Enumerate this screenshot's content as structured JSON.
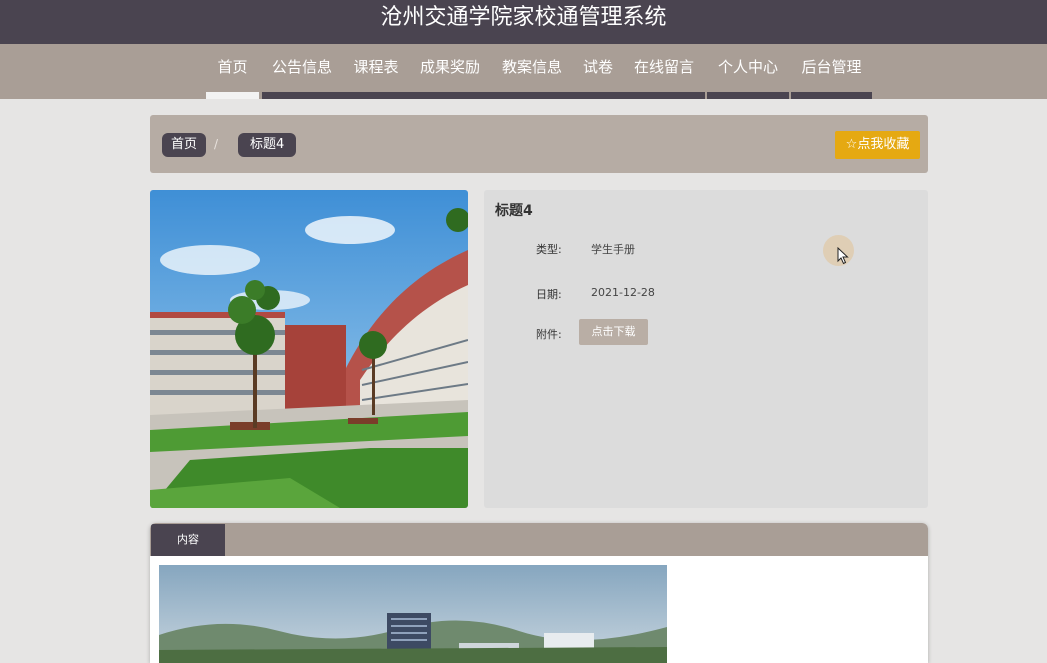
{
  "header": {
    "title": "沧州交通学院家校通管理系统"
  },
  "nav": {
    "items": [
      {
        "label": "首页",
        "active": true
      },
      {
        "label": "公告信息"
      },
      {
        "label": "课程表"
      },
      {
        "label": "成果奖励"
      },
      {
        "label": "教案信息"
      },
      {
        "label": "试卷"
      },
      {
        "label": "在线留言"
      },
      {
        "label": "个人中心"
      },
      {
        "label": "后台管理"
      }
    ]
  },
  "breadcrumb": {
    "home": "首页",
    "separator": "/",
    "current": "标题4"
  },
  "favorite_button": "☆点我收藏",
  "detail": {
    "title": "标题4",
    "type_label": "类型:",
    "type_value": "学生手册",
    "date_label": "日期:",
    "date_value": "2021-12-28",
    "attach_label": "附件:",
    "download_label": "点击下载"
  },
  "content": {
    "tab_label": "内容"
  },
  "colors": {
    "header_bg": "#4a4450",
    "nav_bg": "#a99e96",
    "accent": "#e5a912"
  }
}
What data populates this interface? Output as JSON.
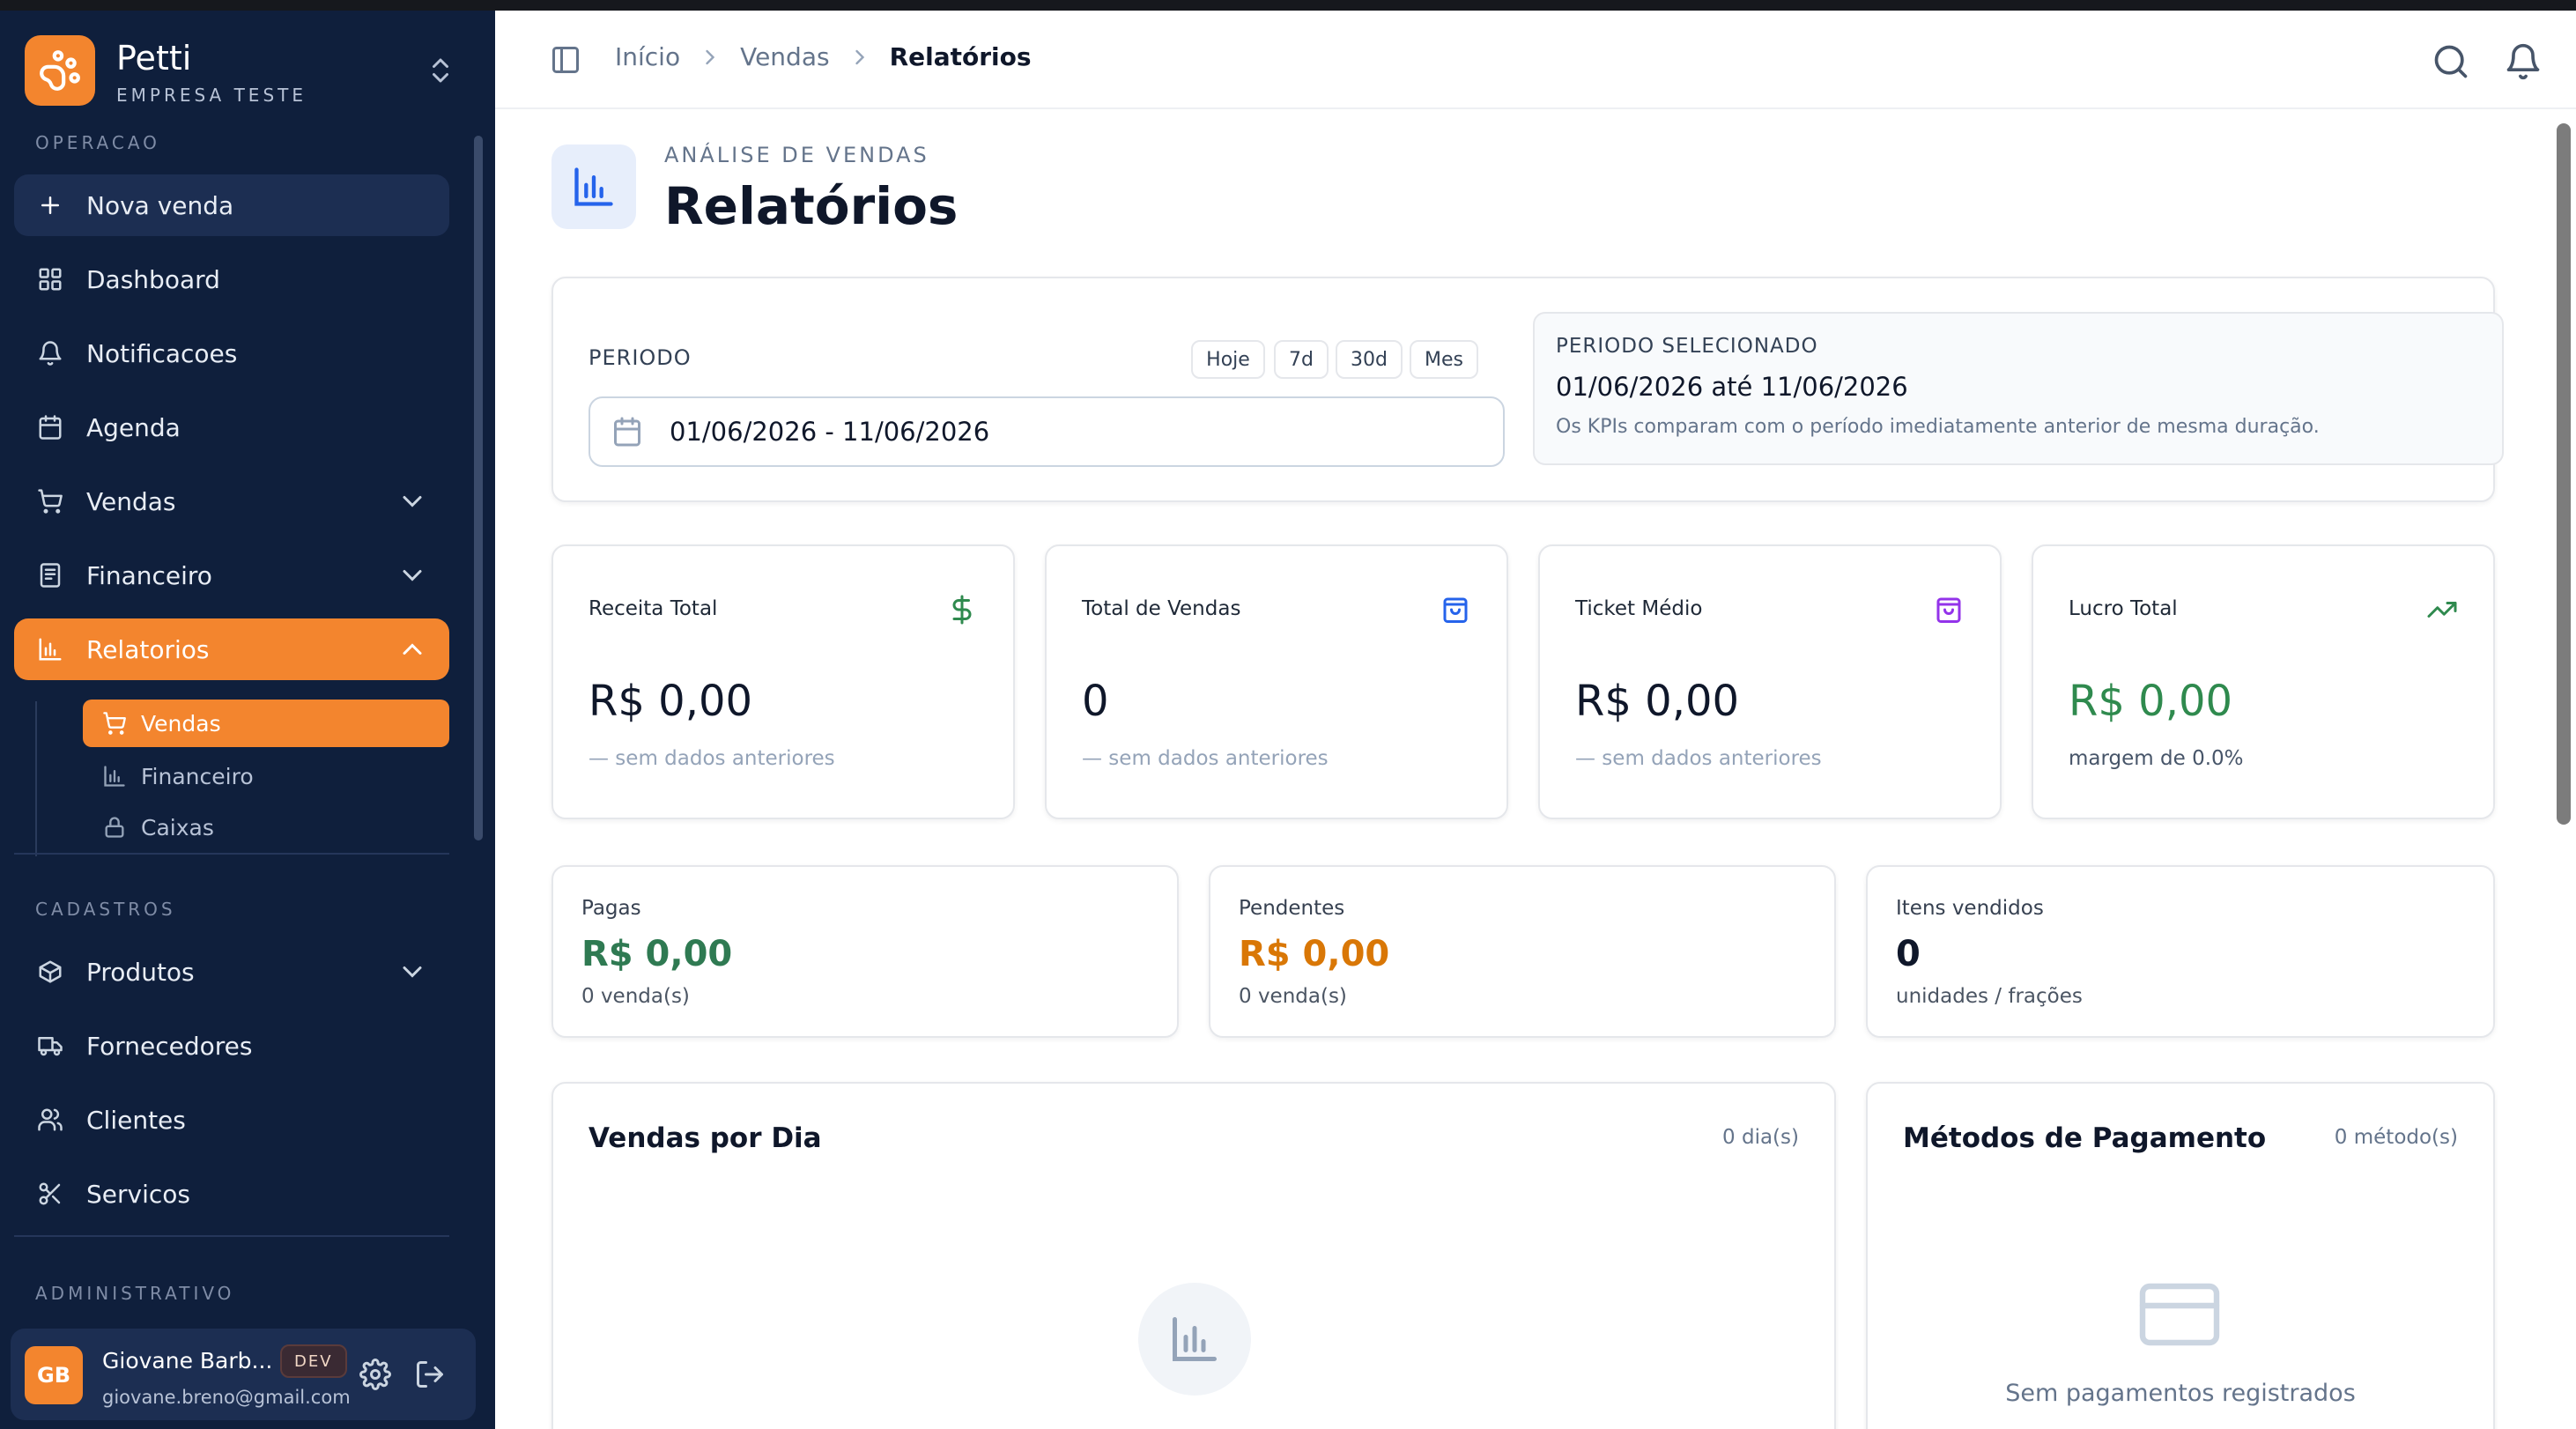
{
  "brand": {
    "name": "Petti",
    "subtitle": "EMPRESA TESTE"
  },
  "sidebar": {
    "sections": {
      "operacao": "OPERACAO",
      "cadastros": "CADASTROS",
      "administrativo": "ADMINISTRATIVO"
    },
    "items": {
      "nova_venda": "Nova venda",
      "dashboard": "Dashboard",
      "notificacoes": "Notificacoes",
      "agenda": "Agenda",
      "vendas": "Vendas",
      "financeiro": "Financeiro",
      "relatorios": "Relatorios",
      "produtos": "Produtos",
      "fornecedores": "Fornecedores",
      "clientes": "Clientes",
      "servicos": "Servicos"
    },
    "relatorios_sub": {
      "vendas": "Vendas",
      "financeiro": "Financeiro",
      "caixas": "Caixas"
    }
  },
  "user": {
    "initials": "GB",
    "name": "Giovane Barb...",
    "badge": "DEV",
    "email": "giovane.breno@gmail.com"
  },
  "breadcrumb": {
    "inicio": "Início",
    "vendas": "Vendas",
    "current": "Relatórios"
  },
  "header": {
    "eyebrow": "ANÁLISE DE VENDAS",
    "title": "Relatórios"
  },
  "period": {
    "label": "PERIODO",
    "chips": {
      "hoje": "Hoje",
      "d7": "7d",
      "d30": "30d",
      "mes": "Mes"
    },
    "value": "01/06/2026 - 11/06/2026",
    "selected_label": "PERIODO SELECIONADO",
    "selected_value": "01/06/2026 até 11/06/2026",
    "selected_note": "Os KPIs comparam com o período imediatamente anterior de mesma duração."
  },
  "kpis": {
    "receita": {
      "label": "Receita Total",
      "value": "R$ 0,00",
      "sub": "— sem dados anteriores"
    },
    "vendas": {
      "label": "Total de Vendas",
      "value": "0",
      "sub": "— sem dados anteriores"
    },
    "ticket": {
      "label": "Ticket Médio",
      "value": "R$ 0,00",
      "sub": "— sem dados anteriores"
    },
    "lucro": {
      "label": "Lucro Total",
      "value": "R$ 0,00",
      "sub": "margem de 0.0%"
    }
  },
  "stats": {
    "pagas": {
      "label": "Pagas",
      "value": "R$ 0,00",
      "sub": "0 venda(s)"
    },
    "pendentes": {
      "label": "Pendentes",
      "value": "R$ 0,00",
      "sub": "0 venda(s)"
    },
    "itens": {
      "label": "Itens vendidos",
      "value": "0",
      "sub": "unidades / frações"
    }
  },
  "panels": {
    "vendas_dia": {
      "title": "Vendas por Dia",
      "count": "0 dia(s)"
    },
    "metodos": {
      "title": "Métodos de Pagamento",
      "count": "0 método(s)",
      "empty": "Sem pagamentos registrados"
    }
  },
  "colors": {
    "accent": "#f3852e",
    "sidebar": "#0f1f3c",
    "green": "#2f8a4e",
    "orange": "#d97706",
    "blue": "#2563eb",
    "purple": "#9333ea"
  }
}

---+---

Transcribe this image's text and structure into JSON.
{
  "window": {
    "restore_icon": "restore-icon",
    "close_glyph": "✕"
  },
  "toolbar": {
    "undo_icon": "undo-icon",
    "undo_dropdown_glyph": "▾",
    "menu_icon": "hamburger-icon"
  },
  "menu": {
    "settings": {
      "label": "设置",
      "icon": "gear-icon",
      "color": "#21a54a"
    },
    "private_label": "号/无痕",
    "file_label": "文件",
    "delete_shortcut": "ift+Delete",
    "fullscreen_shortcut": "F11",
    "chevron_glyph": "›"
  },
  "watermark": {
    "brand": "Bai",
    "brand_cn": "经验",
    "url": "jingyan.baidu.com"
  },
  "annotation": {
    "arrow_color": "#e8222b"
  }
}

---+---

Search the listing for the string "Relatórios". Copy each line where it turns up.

■ **OUTPUT OF THE EXERCISE**:
    "current": "Relatórios"
    "title": "Relatórios"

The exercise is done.